Paul’s past as an oppressor of the faith could have weakened him as an apostle of the faith. But knowing the power of God’s grace to forgive and forget, Paul was able to put away his disreputable past and reach for “what is ahead.” This is something that anyone can discover.
F. B. Meyer said, “We ought not to dwell upon our past sins as though they were ever present to the eye of God, so we will not be incapacitated for high and holy service. What would Peter have done on the day of Pentecost if he had persisted in pensively dwelling on the scenes of denial, and had not dared to believe that all was forgiven and forgotten? What would have been the effect on the apostle Paul if he had allowed the memory of his share in the harrying of the saints to overcast his spirit when summoned to found churches, write epistles, and traverse continents? When once we confess it, sin is immediately put away. God will never mention it again. It need not be a barrier on our service; it should not hinder us from aspiring to and enjoying the most intimate fellowship which is within the reach of mortals.”

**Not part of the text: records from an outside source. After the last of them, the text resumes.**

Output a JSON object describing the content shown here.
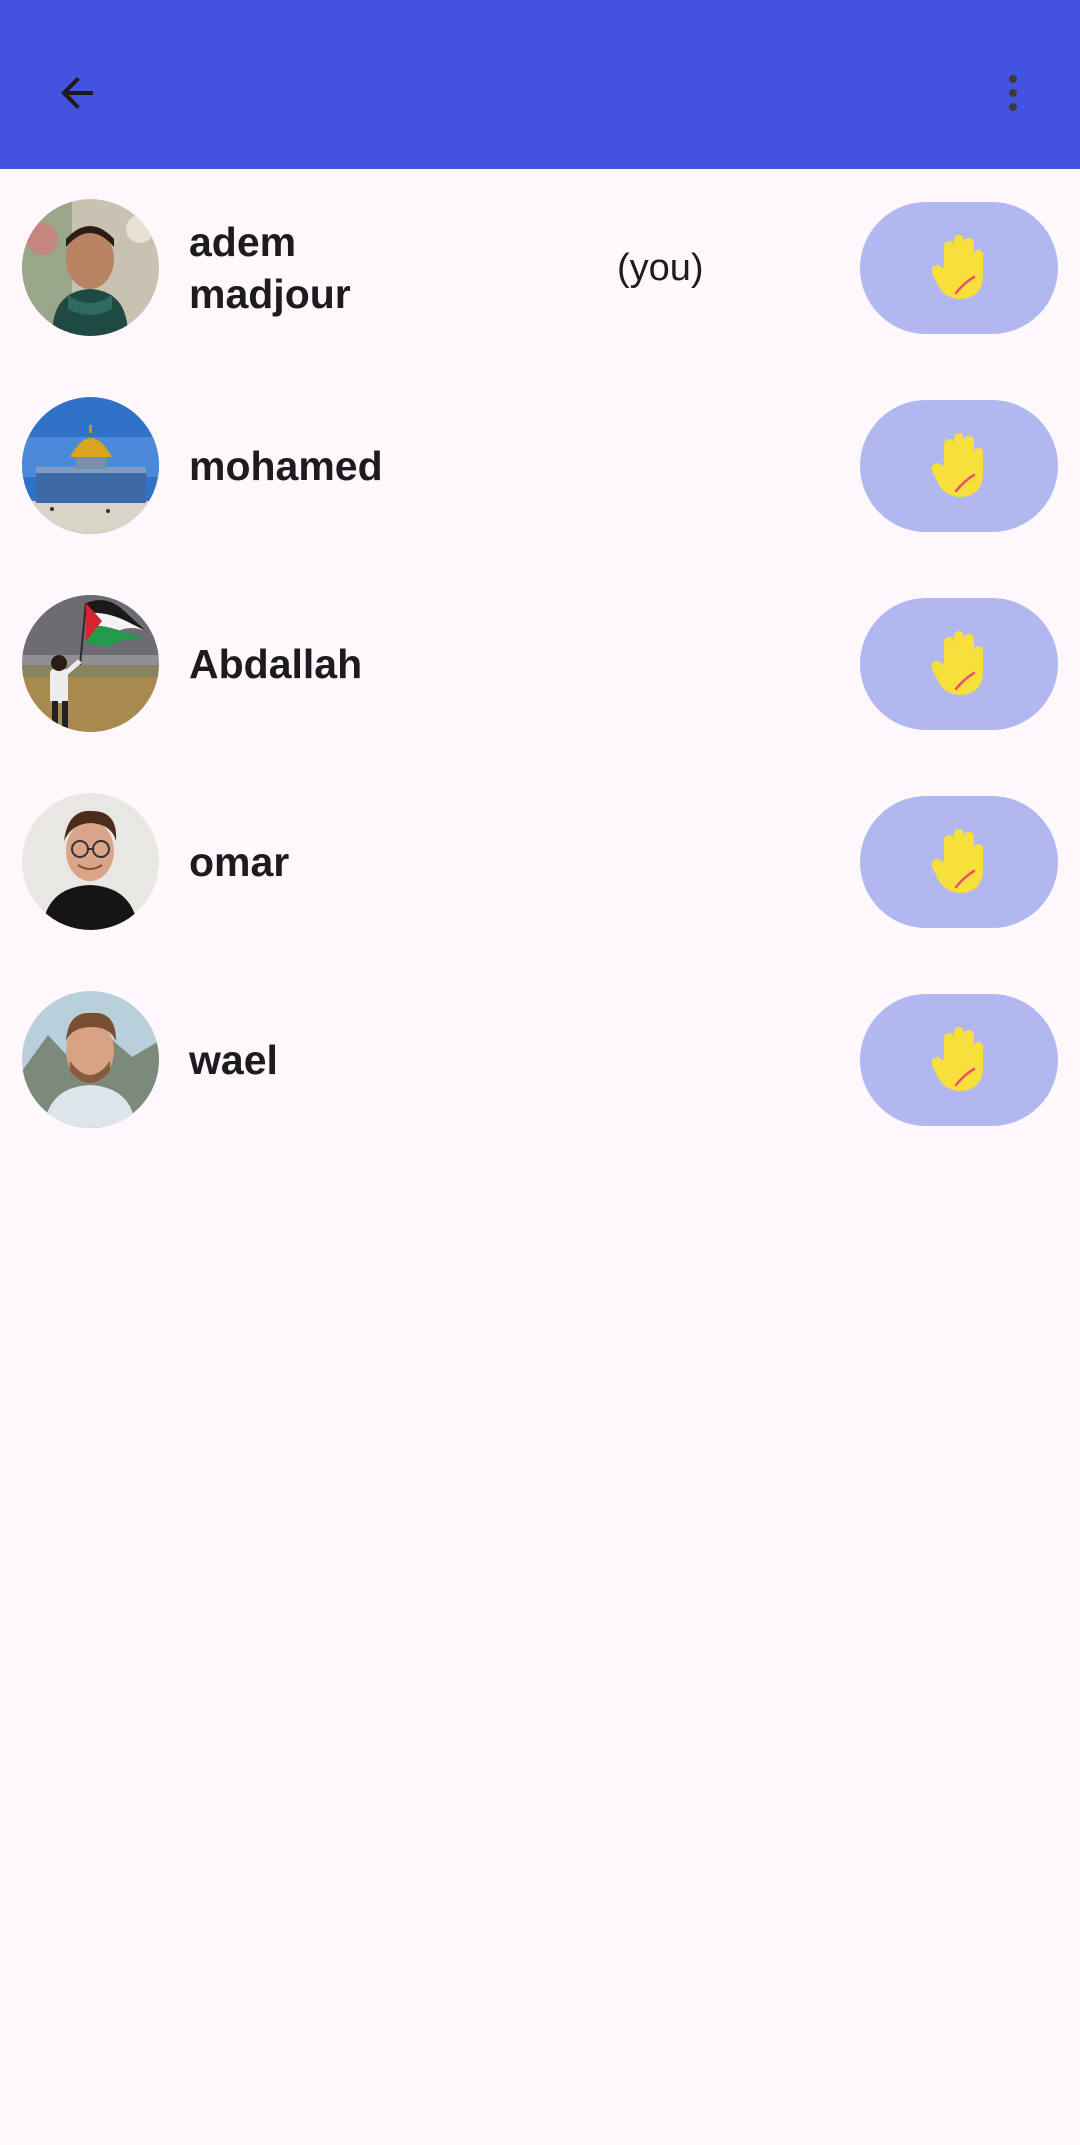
{
  "appbar": {
    "back_icon": "arrow-back-icon",
    "menu_icon": "more-vert-icon",
    "background": "#4353de"
  },
  "participants": [
    {
      "name": "adem madjour",
      "tag": "(you)",
      "avatar": "portrait-man-scarf"
    },
    {
      "name": "mohamed",
      "tag": "",
      "avatar": "dome-of-the-rock"
    },
    {
      "name": "Abdallah",
      "tag": "",
      "avatar": "man-waving-flag"
    },
    {
      "name": "omar",
      "tag": "",
      "avatar": "portrait-man-glasses"
    },
    {
      "name": "wael",
      "tag": "",
      "avatar": "portrait-man-mountains"
    }
  ],
  "wave_button": {
    "icon": "raised-hand-icon",
    "background": "#b1b7ef",
    "hand_color": "#f7df3c"
  }
}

In Isa. 43:25, God says, “I, even I, am He who blots out your transgressions for My own sake; and I will not remember your sins.” The choice is yours: Either brood over your past or “press toward the goal for the prize of the upward call of God in Christ Jesus” (Phil. 3:14). Nothing compares with the excellency of knowing and serving Jesus Christ. So do not allow past sin to hinder you from pursuing your present goal. Instead, concentrate on developing your relationship with Jesus, and your mind and heart will be filled with dreams, goals, projects and prayers for the days ahead. Press toward the goal of knowing Jesus and of making Him known. It is the best way to move toward the mark in your Christian life.